◆ **What to produce**
In your copy, repeat each record exactly and include no pictures.

_ _ _

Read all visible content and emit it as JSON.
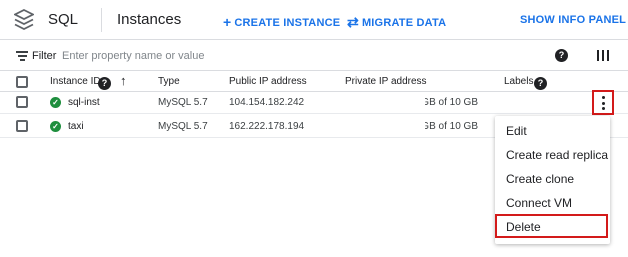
{
  "header": {
    "app_name": "SQL",
    "page_title": "Instances",
    "create_label": "CREATE INSTANCE",
    "migrate_label": "MIGRATE DATA",
    "info_panel_label": "SHOW INFO PANEL"
  },
  "filter": {
    "label": "Filter",
    "placeholder": "Enter property name or value"
  },
  "table": {
    "columns": {
      "instance_id": "Instance ID",
      "type": "Type",
      "public_ip": "Public IP address",
      "private_ip": "Private IP address",
      "labels": "Labels"
    },
    "rows": [
      {
        "id": "sql-inst",
        "type": "MySQL 5.7",
        "public_ip": "104.154.182.242",
        "storage": "GB of 10 GB",
        "status": "running"
      },
      {
        "id": "taxi",
        "type": "MySQL 5.7",
        "public_ip": "162.222.178.194",
        "storage": "GB of 10 GB",
        "status": "running"
      }
    ]
  },
  "menu": {
    "items": [
      "Edit",
      "Create read replica",
      "Create clone",
      "Connect VM",
      "Delete"
    ]
  },
  "icons": {
    "logo": "cloud-sql-logo-icon",
    "create": "plus-icon",
    "migrate": "migrate-arrows-icon",
    "filter": "filter-lines-icon",
    "help": "help-icon",
    "columns": "column-display-icon",
    "sort": "arrow-up-icon",
    "status": "check-circle-icon",
    "more": "more-vert-icon"
  },
  "colors": {
    "accent": "#1a73e8",
    "status_ok": "#1e8e3e",
    "highlight": "#d31a1a"
  }
}
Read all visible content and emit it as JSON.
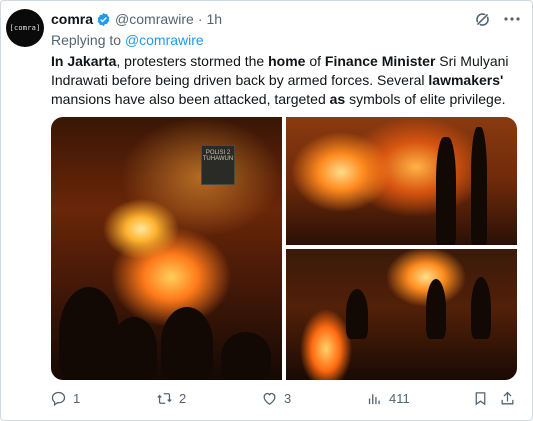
{
  "author": {
    "display_name": "comra",
    "handle": "@comrawire",
    "avatar_text": "[comra]",
    "time": "1h",
    "verified": true
  },
  "reply": {
    "prefix": "Replying to",
    "to": "@comrawire"
  },
  "tweet": {
    "segments": [
      {
        "text": "In Jakarta",
        "bold": true
      },
      {
        "text": ", protesters stormed the ",
        "bold": false
      },
      {
        "text": "home",
        "bold": true
      },
      {
        "text": " of ",
        "bold": false
      },
      {
        "text": "Finance Minister",
        "bold": true
      },
      {
        "text": " Sri Mulyani Indrawati before being driven back by armed forces. Several ",
        "bold": false
      },
      {
        "text": "lawmakers'",
        "bold": true
      },
      {
        "text": " mansions have also been attacked, targeted ",
        "bold": false
      },
      {
        "text": "as",
        "bold": true
      },
      {
        "text": " symbols of elite privilege.",
        "bold": false
      }
    ]
  },
  "media": {
    "photos": [
      {
        "name": "riot-fire-barricade-photo",
        "sign_text": "POLISI 2 TUHAWUN"
      },
      {
        "name": "burning-building-photo"
      },
      {
        "name": "street-fire-protesters-photo"
      }
    ]
  },
  "actions": {
    "replies": "1",
    "reposts": "2",
    "likes": "3",
    "views": "411"
  },
  "icons": [
    "grok-icon",
    "more-icon",
    "reply-icon",
    "repost-icon",
    "like-icon",
    "views-icon",
    "bookmark-icon",
    "share-icon",
    "verified-badge-icon"
  ],
  "colors": {
    "accent": "#1d9bf0",
    "muted": "#536471",
    "text": "#0f1419"
  }
}
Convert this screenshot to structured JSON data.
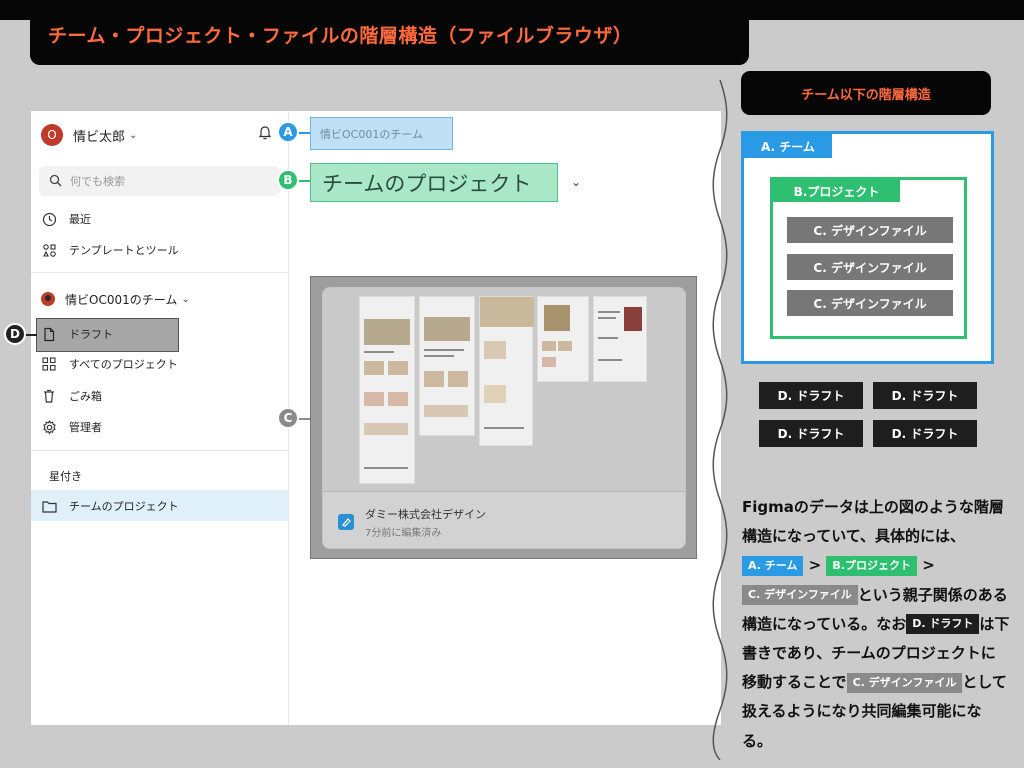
{
  "title": "チーム・プロジェクト・ファイルの階層構造（ファイルブラウザ）",
  "sidebar": {
    "avatar_initial": "O",
    "user_name": "情ビ太郎",
    "search_placeholder": "何でも検索",
    "nav": [
      {
        "label": "最近",
        "icon": "clock-icon"
      },
      {
        "label": "テンプレートとツール",
        "icon": "templates-icon"
      }
    ],
    "team_name": "情ビOC001のチーム",
    "team_nav": [
      {
        "label": "ドラフト",
        "icon": "file-icon"
      },
      {
        "label": "すべてのプロジェクト",
        "icon": "grid-icon"
      },
      {
        "label": "ごみ箱",
        "icon": "trash-icon"
      },
      {
        "label": "管理者",
        "icon": "gear-icon"
      }
    ],
    "starred_heading": "星付き",
    "starred_item": "チームのプロジェクト"
  },
  "main": {
    "team_label": "情ビOC001のチーム",
    "project_title": "チームのプロジェクト",
    "file": {
      "name": "ダミー株式会社デザイン",
      "edited": "7分前に編集済み"
    }
  },
  "markers": {
    "a": "A",
    "b": "B",
    "c": "C",
    "d": "D"
  },
  "right_panel": {
    "heading": "チーム以下の階層構造",
    "team_label": "A. チーム",
    "project_label": "B.プロジェクト",
    "file_labels": [
      "C. デザインファイル",
      "C. デザインファイル",
      "C. デザインファイル"
    ],
    "draft_labels": [
      "D. ドラフト",
      "D. ドラフト",
      "D. ドラフト",
      "D. ドラフト"
    ],
    "desc": {
      "p1": "Figmaのデータは上の図のような階層構造になっていて、具体的には、",
      "chip_a": "A. チーム",
      "sep1": " > ",
      "chip_b": "B.プロジェクト",
      "sep2": " > ",
      "chip_c": "C. デザインファイル",
      "p2": "という親子関係のある構造になっている。なお",
      "chip_d": "D. ドラフト",
      "p3": "は下書きであり、チームのプロジェクトに移動することで",
      "chip_c2": "C. デザインファイル",
      "p4": "として扱えるようになり共同編集可能になる。"
    }
  },
  "colors": {
    "title_orange": "#ff6a3d",
    "team_blue": "#2b9ae5",
    "project_green": "#2fbf71",
    "file_gray": "#777777",
    "draft_dark": "#1e1e1e"
  }
}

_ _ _

◆ **Solution**
Read all visible content and emit it as JSON.
{
  "header": {
    "app_name": "SQL",
    "page_title": "Instances",
    "create_label": "CREATE INSTANCE",
    "migrate_label": "MIGRATE DATA",
    "info_panel_label": "SHOW INFO PANEL"
  },
  "filter": {
    "label": "Filter",
    "placeholder": "Enter property name or value"
  },
  "table": {
    "columns": {
      "instance_id": "Instance ID",
      "type": "Type",
      "public_ip": "Public IP address",
      "private_ip": "Private IP address",
      "labels": "Labels"
    },
    "rows": [
      {
        "id": "sql-inst",
        "type": "MySQL 5.7",
        "public_ip": "104.154.182.242",
        "storage": "GB of 10 GB",
        "status": "running"
      },
      {
        "id": "taxi",
        "type": "MySQL 5.7",
        "public_ip": "162.222.178.194",
        "storage": "GB of 10 GB",
        "status": "running"
      }
    ]
  },
  "menu": {
    "items": [
      "Edit",
      "Create read replica",
      "Create clone",
      "Connect VM",
      "Delete"
    ]
  },
  "icons": {
    "logo": "cloud-sql-logo-icon",
    "create": "plus-icon",
    "migrate": "migrate-arrows-icon",
    "filter": "filter-lines-icon",
    "help": "help-icon",
    "columns": "column-display-icon",
    "sort": "arrow-up-icon",
    "status": "check-circle-icon",
    "more": "more-vert-icon"
  },
  "colors": {
    "accent": "#1a73e8",
    "status_ok": "#1e8e3e",
    "highlight": "#d31a1a"
  }
}
Read all visible content and emit it as JSON.
{
  "author": {
    "display_name": "comra",
    "handle": "@comrawire",
    "avatar_text": "[comra]",
    "time": "1h",
    "verified": true
  },
  "reply": {
    "prefix": "Replying to",
    "to": "@comrawire"
  },
  "tweet": {
    "segments": [
      {
        "text": "In Jakarta",
        "bold": true
      },
      {
        "text": ", protesters stormed the ",
        "bold": false
      },
      {
        "text": "home",
        "bold": true
      },
      {
        "text": " of ",
        "bold": false
      },
      {
        "text": "Finance Minister",
        "bold": true
      },
      {
        "text": " Sri Mulyani Indrawati before being driven back by armed forces. Several ",
        "bold": false
      },
      {
        "text": "lawmakers'",
        "bold": true
      },
      {
        "text": " mansions have also been attacked, targeted ",
        "bold": false
      },
      {
        "text": "as",
        "bold": true
      },
      {
        "text": " symbols of elite privilege.",
        "bold": false
      }
    ]
  },
  "media": {
    "photos": [
      {
        "name": "riot-fire-barricade-photo",
        "sign_text": "POLISI 2 TUHAWUN"
      },
      {
        "name": "burning-building-photo"
      },
      {
        "name": "street-fire-protesters-photo"
      }
    ]
  },
  "actions": {
    "replies": "1",
    "reposts": "2",
    "likes": "3",
    "views": "411"
  },
  "icons": [
    "grok-icon",
    "more-icon",
    "reply-icon",
    "repost-icon",
    "like-icon",
    "views-icon",
    "bookmark-icon",
    "share-icon",
    "verified-badge-icon"
  ],
  "colors": {
    "accent": "#1d9bf0",
    "muted": "#536471",
    "text": "#0f1419"
  }
}
Convert this screenshot to structured JSON data.
{
  "title": "チーム・プロジェクト・ファイルの階層構造（ファイルブラウザ）",
  "sidebar": {
    "avatar_initial": "O",
    "user_name": "情ビ太郎",
    "search_placeholder": "何でも検索",
    "nav": [
      {
        "label": "最近",
        "icon": "clock-icon"
      },
      {
        "label": "テンプレートとツール",
        "icon": "templates-icon"
      }
    ],
    "team_name": "情ビOC001のチーム",
    "team_nav": [
      {
        "label": "ドラフト",
        "icon": "file-icon"
      },
      {
        "label": "すべてのプロジェクト",
        "icon": "grid-icon"
      },
      {
        "label": "ごみ箱",
        "icon": "trash-icon"
      },
      {
        "label": "管理者",
        "icon": "gear-icon"
      }
    ],
    "starred_heading": "星付き",
    "starred_item": "チームのプロジェクト"
  },
  "main": {
    "team_label": "情ビOC001のチーム",
    "project_title": "チームのプロジェクト",
    "file": {
      "name": "ダミー株式会社デザイン",
      "edited": "7分前に編集済み"
    }
  },
  "markers": {
    "a": "A",
    "b": "B",
    "c": "C",
    "d": "D"
  },
  "right_panel": {
    "heading": "チーム以下の階層構造",
    "team_label": "A. チーム",
    "project_label": "B.プロジェクト",
    "file_labels": [
      "C. デザインファイル",
      "C. デザインファイル",
      "C. デザインファイル"
    ],
    "draft_labels": [
      "D. ドラフト",
      "D. ドラフト",
      "D. ドラフト",
      "D. ドラフト"
    ],
    "desc": {
      "p1": "Figmaのデータは上の図のような階層構造になっていて、具体的には、",
      "chip_a": "A. チーム",
      "sep1": " > ",
      "chip_b": "B.プロジェクト",
      "sep2": " > ",
      "chip_c": "C. デザインファイル",
      "p2": "という親子関係のある構造になっている。なお",
      "chip_d": "D. ドラフト",
      "p3": "は下書きであり、チームのプロジェクトに移動することで",
      "chip_c2": "C. デザインファイル",
      "p4": "として扱えるようになり共同編集可能になる。"
    }
  },
  "colors": {
    "title_orange": "#ff6a3d",
    "team_blue": "#2b9ae5",
    "project_green": "#2fbf71",
    "file_gray": "#777777",
    "draft_dark": "#1e1e1e"
  }
}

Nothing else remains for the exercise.